%%

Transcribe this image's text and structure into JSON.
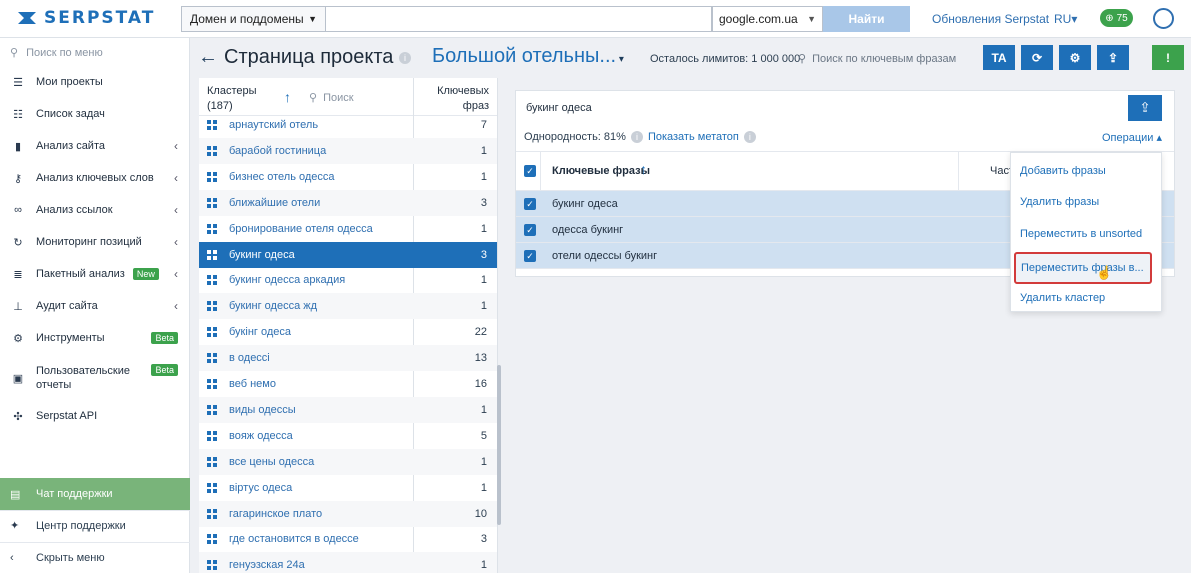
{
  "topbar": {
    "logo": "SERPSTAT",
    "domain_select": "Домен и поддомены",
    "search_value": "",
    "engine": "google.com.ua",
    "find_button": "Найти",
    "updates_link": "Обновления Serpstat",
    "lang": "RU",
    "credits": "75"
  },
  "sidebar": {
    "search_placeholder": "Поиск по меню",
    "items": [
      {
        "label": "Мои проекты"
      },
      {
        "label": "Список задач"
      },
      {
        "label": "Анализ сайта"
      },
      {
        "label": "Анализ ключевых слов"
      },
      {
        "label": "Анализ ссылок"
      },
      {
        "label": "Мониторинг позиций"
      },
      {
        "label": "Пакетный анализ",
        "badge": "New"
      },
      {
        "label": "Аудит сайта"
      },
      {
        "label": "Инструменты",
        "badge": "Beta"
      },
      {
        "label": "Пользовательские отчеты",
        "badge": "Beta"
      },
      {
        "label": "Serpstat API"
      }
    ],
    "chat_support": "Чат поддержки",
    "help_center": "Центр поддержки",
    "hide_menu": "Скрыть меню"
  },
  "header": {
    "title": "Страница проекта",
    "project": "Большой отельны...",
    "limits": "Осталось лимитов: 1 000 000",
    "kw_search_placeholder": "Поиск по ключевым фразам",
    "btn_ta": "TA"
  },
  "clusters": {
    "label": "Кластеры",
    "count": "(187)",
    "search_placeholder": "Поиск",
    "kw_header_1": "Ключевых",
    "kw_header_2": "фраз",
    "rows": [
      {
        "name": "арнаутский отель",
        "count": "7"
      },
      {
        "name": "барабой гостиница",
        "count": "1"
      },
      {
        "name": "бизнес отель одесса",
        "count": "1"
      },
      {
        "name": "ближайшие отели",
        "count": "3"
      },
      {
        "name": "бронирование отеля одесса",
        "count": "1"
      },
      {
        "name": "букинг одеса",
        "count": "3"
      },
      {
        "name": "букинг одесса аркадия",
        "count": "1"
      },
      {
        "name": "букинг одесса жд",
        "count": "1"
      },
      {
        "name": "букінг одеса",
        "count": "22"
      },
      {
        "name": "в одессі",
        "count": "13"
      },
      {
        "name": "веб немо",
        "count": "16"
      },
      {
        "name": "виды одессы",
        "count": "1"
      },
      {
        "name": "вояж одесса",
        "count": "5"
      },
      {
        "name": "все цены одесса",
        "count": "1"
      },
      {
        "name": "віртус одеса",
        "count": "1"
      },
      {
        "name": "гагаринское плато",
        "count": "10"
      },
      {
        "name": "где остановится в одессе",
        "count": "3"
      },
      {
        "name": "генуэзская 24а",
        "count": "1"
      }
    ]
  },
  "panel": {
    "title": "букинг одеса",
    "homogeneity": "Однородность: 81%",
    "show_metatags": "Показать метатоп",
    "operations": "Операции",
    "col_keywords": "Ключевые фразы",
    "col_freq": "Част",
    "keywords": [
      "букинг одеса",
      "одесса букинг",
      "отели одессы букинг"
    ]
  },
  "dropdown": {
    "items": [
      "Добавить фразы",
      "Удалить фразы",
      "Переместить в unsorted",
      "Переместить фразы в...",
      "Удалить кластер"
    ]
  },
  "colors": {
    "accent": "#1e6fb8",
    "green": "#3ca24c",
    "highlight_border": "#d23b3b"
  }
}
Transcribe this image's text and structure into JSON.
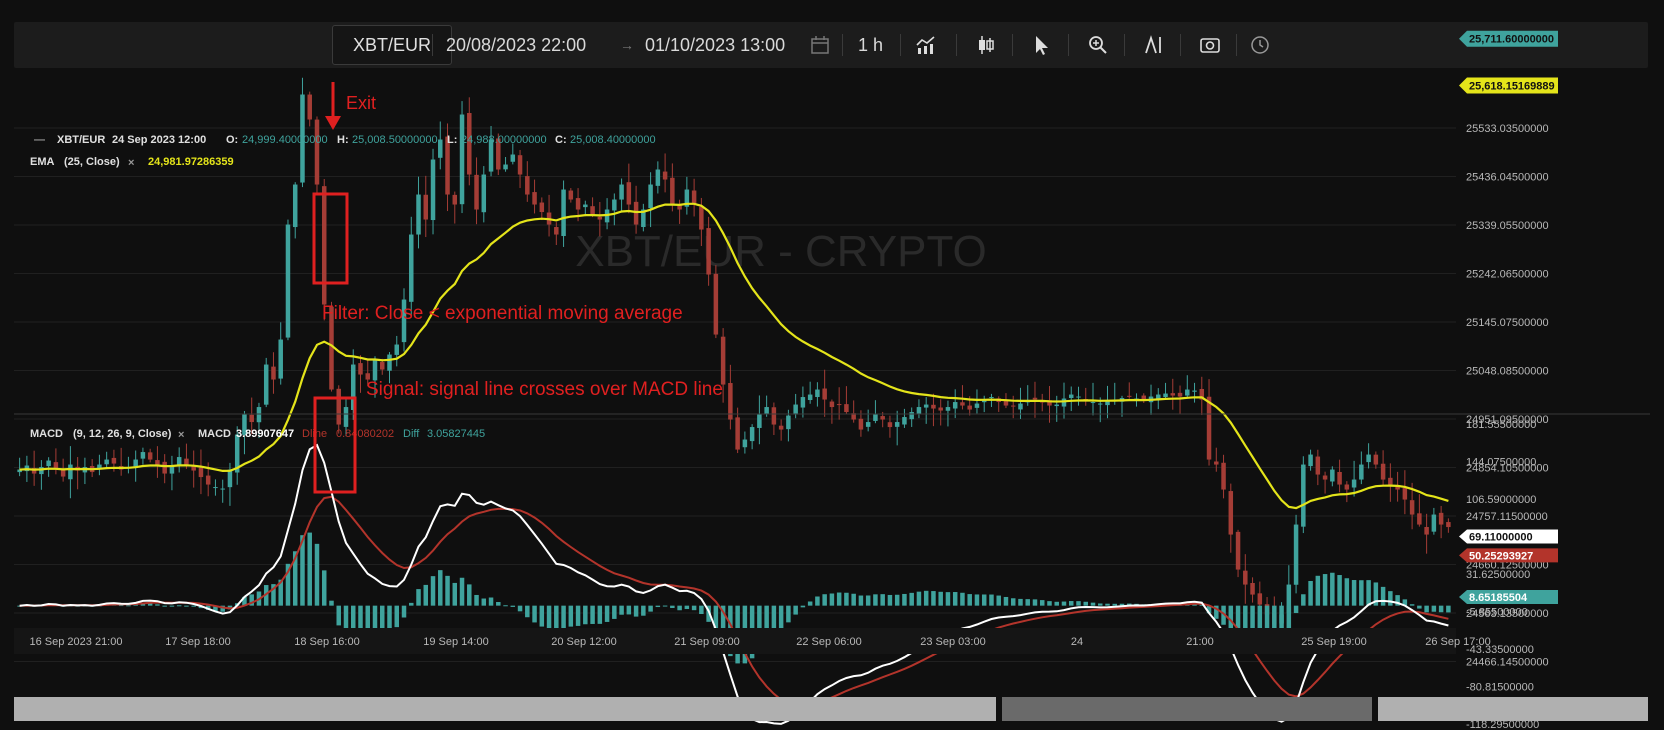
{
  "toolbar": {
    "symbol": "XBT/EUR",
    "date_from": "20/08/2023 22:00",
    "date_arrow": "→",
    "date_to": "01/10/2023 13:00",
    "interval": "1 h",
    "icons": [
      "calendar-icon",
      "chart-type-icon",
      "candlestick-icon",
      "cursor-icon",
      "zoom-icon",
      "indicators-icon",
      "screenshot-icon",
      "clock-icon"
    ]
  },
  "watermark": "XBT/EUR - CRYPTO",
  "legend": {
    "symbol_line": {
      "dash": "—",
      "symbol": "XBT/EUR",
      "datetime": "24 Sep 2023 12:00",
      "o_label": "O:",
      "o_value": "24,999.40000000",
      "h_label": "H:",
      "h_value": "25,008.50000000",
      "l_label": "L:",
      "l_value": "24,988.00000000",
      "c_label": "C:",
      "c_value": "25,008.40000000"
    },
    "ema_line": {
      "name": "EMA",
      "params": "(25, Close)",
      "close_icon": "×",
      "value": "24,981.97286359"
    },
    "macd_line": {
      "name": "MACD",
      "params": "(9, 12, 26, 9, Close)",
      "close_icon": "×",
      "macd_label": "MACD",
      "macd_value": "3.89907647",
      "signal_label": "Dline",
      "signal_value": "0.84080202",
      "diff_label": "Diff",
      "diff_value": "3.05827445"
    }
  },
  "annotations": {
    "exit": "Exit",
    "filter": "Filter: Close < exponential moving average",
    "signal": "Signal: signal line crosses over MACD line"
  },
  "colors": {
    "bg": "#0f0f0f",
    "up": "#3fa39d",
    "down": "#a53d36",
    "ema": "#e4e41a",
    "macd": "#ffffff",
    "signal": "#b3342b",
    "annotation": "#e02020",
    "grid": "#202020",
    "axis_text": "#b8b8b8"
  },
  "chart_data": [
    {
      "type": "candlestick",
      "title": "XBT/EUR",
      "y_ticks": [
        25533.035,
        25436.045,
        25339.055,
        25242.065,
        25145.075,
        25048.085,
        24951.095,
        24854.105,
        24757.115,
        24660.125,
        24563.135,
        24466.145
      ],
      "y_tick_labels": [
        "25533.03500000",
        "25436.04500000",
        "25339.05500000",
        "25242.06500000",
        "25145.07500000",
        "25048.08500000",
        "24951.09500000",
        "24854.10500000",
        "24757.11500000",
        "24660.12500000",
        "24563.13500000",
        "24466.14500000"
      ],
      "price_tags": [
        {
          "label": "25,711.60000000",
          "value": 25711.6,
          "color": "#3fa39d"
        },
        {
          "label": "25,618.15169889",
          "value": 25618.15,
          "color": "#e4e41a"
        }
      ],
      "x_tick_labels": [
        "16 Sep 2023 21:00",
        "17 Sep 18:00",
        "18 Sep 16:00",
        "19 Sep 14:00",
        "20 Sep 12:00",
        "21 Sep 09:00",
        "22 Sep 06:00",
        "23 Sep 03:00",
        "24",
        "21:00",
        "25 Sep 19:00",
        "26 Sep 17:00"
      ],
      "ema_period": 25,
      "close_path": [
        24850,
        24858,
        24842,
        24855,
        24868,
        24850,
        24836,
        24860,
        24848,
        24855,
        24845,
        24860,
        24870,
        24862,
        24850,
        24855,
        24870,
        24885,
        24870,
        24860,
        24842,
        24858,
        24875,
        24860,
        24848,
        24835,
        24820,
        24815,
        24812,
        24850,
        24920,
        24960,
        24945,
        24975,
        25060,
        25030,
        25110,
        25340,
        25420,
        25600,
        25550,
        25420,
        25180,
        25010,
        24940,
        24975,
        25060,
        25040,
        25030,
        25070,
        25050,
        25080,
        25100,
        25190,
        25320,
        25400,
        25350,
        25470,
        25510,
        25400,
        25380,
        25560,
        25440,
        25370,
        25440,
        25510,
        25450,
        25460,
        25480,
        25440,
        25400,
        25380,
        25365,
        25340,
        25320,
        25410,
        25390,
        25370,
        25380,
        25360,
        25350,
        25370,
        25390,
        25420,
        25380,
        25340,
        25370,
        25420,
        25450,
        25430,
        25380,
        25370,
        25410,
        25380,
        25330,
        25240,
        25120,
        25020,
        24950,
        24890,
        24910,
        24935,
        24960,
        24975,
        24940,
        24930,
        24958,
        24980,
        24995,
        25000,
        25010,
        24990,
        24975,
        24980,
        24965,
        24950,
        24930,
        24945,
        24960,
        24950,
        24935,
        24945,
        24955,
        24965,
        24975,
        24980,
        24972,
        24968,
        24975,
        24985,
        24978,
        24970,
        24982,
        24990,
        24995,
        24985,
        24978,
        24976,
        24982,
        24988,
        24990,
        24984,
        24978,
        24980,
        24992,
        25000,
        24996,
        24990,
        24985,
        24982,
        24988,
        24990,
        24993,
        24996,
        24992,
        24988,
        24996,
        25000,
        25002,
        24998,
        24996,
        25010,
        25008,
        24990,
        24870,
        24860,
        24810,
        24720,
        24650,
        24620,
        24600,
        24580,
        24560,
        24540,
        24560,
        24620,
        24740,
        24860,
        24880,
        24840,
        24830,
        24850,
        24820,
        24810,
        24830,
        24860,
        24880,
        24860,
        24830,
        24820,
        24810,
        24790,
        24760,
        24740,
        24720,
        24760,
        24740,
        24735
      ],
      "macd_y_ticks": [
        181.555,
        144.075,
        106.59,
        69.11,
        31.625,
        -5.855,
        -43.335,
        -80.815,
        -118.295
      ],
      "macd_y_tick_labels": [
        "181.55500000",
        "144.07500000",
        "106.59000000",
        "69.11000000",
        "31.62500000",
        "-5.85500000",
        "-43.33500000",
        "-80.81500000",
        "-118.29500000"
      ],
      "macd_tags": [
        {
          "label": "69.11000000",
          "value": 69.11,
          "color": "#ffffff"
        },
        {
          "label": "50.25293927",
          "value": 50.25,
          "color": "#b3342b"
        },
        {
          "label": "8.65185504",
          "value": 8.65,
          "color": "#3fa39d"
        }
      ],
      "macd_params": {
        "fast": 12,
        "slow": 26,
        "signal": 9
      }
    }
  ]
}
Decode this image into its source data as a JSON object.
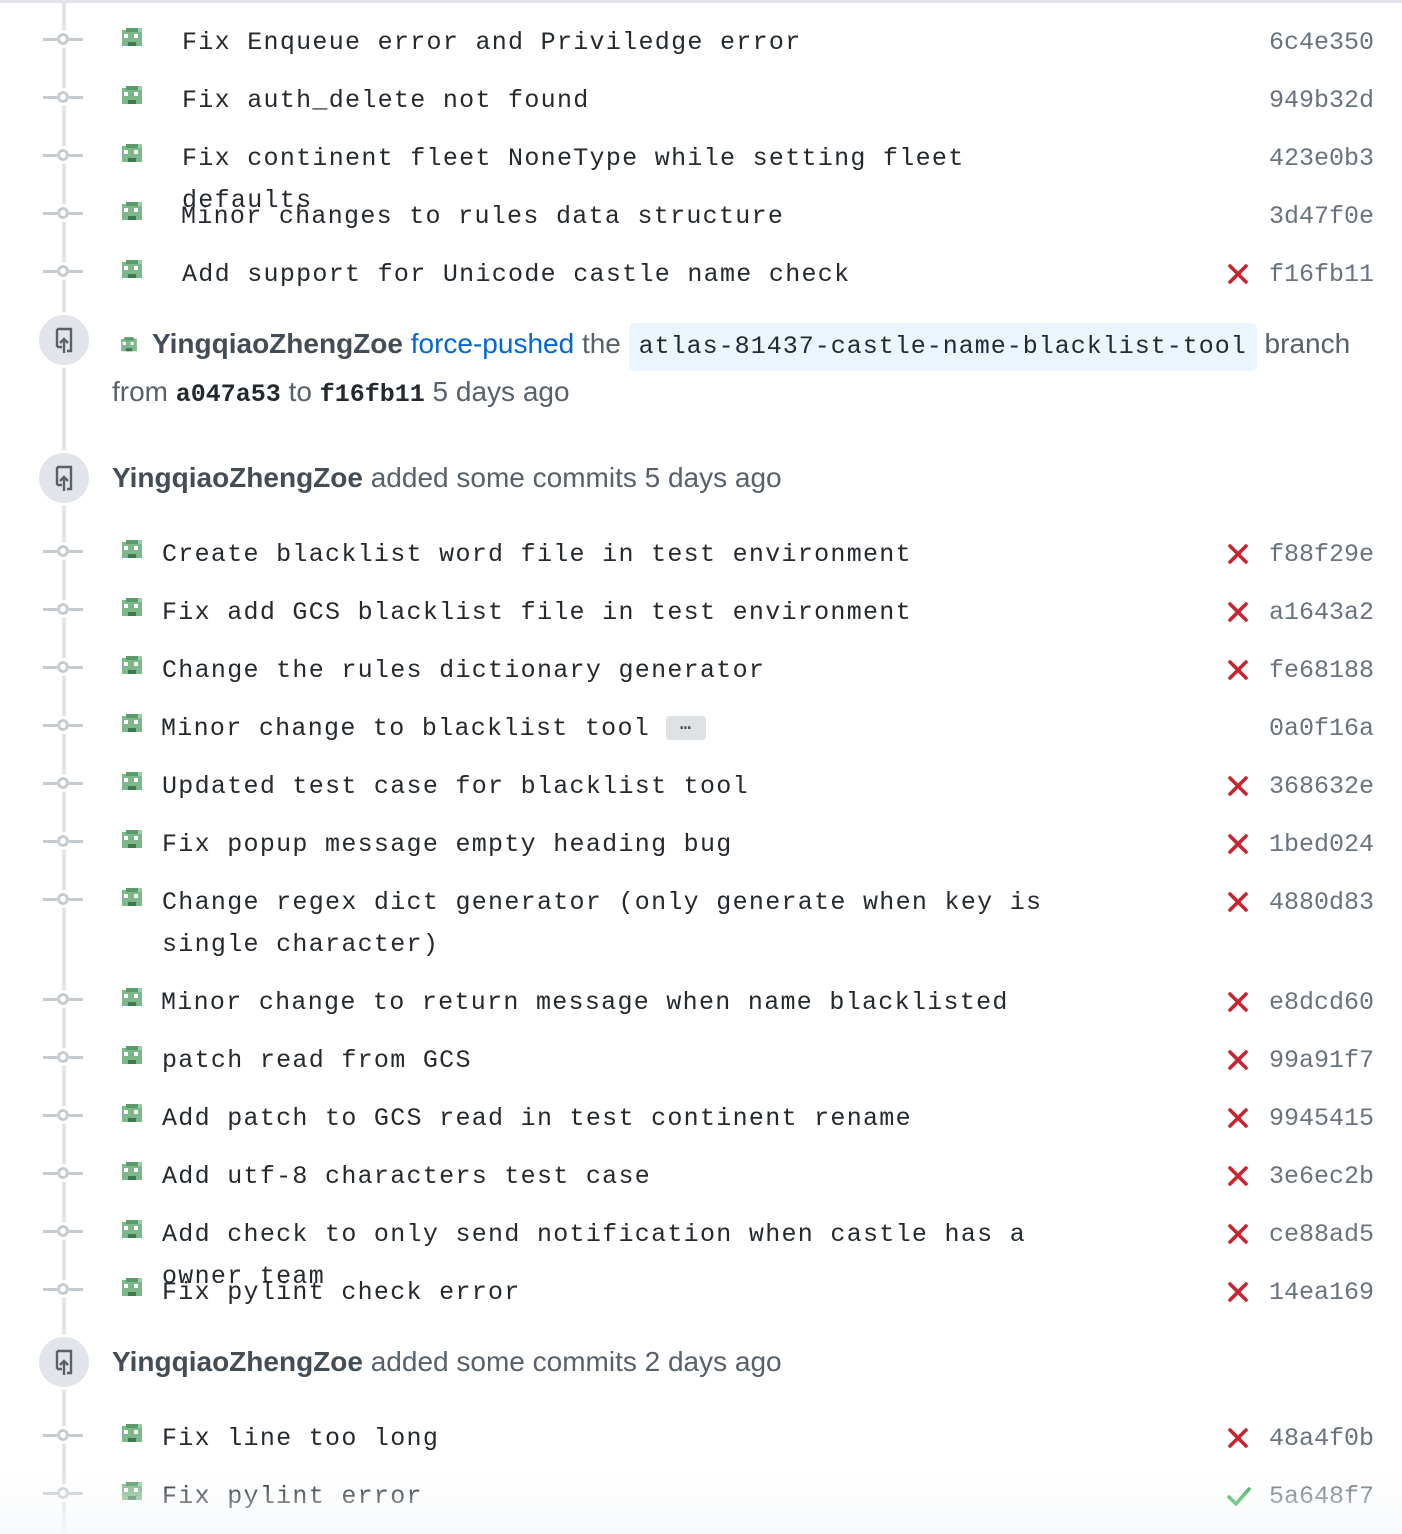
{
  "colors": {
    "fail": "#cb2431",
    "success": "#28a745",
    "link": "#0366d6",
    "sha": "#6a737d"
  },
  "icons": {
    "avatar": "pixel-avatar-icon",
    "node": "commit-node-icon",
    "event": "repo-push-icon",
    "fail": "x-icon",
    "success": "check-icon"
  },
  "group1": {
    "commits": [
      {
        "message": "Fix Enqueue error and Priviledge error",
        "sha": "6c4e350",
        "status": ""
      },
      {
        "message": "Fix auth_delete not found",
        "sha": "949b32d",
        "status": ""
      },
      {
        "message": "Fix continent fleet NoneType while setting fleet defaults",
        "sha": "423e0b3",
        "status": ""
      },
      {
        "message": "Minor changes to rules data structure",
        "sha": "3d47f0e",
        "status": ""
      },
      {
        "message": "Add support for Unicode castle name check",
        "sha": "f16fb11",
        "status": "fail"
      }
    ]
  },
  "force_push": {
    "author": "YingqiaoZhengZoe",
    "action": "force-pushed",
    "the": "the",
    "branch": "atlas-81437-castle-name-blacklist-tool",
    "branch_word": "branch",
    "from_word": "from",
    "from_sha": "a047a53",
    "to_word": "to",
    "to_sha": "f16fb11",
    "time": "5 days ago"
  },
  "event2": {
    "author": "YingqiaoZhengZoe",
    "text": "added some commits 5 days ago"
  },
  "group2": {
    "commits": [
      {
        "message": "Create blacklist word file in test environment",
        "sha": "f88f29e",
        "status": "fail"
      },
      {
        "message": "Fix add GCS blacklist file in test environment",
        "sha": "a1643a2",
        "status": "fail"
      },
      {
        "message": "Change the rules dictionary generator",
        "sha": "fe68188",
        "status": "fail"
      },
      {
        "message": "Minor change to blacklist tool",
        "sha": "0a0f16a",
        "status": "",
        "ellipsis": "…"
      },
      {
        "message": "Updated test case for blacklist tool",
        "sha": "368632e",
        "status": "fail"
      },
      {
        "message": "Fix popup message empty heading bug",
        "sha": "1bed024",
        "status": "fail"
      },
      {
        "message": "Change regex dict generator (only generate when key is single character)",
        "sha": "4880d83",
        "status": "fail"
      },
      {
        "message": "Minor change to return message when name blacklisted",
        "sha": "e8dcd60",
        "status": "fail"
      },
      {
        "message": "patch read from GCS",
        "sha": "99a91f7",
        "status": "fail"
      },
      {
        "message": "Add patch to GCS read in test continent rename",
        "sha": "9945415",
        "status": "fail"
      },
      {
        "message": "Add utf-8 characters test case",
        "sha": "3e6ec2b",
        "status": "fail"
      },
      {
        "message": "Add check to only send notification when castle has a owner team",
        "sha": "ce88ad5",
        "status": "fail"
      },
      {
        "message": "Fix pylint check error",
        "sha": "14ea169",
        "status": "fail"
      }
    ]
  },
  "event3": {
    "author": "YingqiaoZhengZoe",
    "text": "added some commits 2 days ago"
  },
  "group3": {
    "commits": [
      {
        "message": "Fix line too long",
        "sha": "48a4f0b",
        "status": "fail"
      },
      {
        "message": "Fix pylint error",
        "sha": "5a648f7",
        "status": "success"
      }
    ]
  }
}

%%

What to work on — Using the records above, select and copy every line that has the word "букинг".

Problem solution —
        "name": "букинг одеса",
        "name": "букинг одесса аркадия",
        "name": "букинг одесса жд",
    "title": "букинг одеса",
      "букинг одеса",
      "одесса букинг",
      "отели одессы букинг"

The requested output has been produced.